In fine weather its beauty has an oppressive quality; in winter, as the Reverend Donald Carr found out back in 1865, it can be deadly. Mr Carr was the rector of Woolstaston, north of Church Stretton on the eastern side of the Long Mynd, and was also responsible for the remote outlying village of Ratlinghope on the west side, 4 miles away from Woolstaston. On 29 January 1865 he set out through the snow on horseback to take the afternoon service at Ratlinghope. The fallen snow was deep enough to force Mr Carr's servant to take the horses back home, but the clergyman went on alone, crawling on hands and knees through the drifts, to reach the lonely village on the moors and take a short service in the company of a handful of people. The Journey home was a different matter entirely. Back on the heights, a furious gale had blown up. Mr Carr was at first confident that he was on the right track, but soon realized that he had lost his way, with darkness coming on and the blizzard getting worse all the time. Then he fell down the side of a ravine . . .
"I found myself shooting at a fearful pace down the side of one of the steep ravines which I had imagined lay far away to my right . . . I continued my tremendous glissade head downwards, lying on my back. The pace I was going in this headlong descent must have been very great, yet it seemed to me to occupy a marvellous space of time, long enough for the events of my whole previous life to pass in review before me, as I had often heard that they did in moments of extreme peril."
He survived that fall, but shortly afterwards, now conscious that he was completely lost, had another even worse, this time losing his hat and gloves. He still had his brandy flask, but "could hardly get my hands to my mouth for the masses of ice which had formed upon my whiskers, and which were gradually developed into a long crystal beard, hanging half way to my waist."
Somehow he kept going all through the night, continually falling down and forcing himself up and on again, fighting the overwhelming desire to lie down and drift into sleep. Dawn brought no relief, as a dense fog lay over the Long Mynd. Mr Carr found that he had gone snow blind when he could not tell the front of his watch from the back. Staggering on, he found himself at the top of the Lightspout Valley, and in his weakness tumbled over the upper part of the waterfall - somehow without adding to his injuries. Then he lost his boots:

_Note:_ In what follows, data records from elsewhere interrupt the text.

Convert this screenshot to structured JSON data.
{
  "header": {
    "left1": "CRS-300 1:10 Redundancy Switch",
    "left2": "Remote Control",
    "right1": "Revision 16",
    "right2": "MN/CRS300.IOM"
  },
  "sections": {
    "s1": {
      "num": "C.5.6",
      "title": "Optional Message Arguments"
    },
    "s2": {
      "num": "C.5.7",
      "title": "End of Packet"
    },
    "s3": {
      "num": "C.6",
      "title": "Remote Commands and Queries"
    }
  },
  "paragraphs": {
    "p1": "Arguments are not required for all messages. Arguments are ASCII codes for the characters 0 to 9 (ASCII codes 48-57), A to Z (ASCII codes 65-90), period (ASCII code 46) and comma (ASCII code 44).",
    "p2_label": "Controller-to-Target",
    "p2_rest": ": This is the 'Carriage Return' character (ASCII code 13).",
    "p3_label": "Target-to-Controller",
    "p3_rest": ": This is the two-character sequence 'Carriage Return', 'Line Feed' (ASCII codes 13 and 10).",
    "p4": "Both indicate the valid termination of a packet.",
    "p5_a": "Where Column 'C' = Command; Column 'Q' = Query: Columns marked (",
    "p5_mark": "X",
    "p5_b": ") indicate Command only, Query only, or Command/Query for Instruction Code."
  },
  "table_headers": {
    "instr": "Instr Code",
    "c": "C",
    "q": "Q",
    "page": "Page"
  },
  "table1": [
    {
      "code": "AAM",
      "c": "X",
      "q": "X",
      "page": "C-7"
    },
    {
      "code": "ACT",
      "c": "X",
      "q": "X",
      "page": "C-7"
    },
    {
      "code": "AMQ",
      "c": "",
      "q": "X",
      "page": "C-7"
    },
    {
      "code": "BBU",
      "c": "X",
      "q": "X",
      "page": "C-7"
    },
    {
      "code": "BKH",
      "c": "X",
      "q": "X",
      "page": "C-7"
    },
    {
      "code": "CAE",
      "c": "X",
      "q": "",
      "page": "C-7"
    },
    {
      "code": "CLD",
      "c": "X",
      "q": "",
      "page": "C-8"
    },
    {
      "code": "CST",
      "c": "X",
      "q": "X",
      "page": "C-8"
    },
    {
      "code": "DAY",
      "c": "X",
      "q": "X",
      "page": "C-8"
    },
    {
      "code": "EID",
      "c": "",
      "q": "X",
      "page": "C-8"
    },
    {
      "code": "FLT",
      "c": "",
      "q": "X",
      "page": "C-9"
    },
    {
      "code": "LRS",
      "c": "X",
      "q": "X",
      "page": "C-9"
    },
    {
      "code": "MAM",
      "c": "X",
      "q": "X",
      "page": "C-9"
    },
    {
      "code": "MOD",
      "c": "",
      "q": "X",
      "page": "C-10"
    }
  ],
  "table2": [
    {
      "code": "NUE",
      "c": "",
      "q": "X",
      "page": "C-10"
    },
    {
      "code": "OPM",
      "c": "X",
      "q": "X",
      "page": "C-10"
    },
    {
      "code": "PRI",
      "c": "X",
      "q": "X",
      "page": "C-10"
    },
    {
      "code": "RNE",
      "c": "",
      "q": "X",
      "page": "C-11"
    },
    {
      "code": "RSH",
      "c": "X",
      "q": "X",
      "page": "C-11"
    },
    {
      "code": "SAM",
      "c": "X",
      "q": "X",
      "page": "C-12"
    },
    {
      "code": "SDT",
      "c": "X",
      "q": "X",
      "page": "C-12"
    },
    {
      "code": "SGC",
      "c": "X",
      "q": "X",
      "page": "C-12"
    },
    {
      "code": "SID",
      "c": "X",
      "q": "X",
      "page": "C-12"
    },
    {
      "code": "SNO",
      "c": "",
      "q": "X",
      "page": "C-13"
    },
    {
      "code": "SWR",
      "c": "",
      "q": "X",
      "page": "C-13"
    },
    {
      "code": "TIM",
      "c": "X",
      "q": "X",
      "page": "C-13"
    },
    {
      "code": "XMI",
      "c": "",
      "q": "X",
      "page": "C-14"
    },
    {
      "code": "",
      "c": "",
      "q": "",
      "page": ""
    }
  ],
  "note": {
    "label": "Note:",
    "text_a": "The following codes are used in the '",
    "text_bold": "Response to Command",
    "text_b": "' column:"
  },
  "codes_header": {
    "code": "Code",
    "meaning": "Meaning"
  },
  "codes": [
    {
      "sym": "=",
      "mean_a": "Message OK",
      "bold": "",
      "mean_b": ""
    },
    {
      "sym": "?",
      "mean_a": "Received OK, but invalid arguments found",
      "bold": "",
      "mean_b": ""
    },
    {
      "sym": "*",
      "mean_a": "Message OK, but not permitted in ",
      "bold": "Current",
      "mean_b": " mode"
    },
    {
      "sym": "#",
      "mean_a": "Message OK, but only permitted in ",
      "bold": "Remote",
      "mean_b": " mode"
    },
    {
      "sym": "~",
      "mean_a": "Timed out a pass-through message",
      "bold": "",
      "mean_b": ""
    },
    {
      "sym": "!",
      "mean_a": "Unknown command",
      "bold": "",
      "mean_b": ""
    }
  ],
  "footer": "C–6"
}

"They do not seem to have become unlaced, as the laces were firmly knotted, but had burst in the middle, and the whole front of the boot had been stretched out of shape from the strain put upon it whilst laboriously dragging my feet out of deep drifts for so many hours together, which I can only describe as acting upon the boots like a steam-power boot-jack. And so for hours I walked on in my stockings without inconvenience. Even when I trod upon gorse bushes, I did not feel it, as my feet had become as insensible as my hands."
At last the exhausted man, "crowned and bearded with ice like a ghastly emblem of winter", stumbled down the Cardingmill Valley and came upon a group of children, who promptly ran away from the apparition. However, help soon came, and Mr Carr made his way home to Woolstaston and eventually to a complete recovery.
Taken from Philip's Welsh Borders, by Christopher Somerville.